Johnson & Johnson's grip on the baby care product market began 124 years ago, when it introduced its baby powder line.
Since then, they continued adding products, lining the shelves with a multitude of pastel-hued bottles with colorful contents.
Over time, they would make bottles and formulations slightly differently in each region. A process, which, sources say, make it less efficient to procure the right ingredients at the best prices, and to introduce new products or promotions.
The brand would continue to succeed for decades. In 1953, J&J popularized "no more tears" as a motto for its new shampoo, lexicon which would last through at least 2014.
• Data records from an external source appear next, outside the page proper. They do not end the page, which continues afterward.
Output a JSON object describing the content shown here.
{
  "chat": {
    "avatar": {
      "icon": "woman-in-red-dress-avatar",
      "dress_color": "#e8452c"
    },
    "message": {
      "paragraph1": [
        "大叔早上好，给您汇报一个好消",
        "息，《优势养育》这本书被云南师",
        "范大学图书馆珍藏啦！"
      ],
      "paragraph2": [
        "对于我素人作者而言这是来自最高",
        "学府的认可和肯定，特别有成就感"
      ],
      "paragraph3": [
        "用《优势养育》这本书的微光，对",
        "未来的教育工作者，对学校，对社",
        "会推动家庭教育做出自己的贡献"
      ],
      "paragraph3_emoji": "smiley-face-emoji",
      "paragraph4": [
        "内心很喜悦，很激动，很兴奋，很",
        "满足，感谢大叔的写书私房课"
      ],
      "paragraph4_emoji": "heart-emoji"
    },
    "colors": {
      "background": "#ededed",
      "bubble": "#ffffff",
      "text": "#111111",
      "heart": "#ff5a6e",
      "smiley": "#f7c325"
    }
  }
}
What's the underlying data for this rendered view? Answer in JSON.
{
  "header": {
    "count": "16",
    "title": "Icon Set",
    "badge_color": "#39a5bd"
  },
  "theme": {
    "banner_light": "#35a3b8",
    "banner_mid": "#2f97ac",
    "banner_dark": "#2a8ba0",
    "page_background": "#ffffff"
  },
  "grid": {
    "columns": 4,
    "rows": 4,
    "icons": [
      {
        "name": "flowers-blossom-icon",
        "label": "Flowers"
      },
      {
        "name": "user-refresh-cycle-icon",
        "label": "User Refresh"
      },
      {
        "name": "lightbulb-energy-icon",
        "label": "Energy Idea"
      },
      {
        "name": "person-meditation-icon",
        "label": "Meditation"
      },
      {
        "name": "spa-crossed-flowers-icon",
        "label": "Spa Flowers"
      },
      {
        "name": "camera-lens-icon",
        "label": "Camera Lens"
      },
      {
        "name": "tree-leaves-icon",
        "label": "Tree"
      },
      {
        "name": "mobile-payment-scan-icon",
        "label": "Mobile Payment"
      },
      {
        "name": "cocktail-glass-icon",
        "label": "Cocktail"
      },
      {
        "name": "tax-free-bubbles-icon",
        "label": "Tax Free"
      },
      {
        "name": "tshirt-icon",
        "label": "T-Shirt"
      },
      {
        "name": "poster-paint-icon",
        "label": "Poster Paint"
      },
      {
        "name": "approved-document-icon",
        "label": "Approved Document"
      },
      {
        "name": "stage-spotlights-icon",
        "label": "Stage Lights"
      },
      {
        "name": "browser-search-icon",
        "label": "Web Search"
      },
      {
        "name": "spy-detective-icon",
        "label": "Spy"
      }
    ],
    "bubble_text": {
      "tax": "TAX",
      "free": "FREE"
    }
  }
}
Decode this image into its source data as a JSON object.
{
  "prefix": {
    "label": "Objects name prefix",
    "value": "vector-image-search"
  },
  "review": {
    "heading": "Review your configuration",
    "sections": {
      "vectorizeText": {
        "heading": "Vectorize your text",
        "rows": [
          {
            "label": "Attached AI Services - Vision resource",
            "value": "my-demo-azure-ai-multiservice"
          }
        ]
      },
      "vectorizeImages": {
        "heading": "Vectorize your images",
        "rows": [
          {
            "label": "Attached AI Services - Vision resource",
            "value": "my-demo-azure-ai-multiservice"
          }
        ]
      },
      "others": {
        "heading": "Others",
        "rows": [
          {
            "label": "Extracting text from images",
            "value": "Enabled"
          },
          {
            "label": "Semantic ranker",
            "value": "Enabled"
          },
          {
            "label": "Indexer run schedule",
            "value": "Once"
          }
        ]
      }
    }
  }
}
But five years ago, something changed. "No more tears" may have been a catchy phrase, but it started ringing less true when reports surfaced that certain ingredients — dyes, sulfates, parabens and formaldehyde-releasing preservatives — were potentially harmful.
The company began to walk a tightrope: insisting the formula was safe, but removing controversial ingredients nonetheless. To remove some of them, however, the company had to overhaul its formulations — a process that would take years.
thumbnail courtesy of supplychaindive.com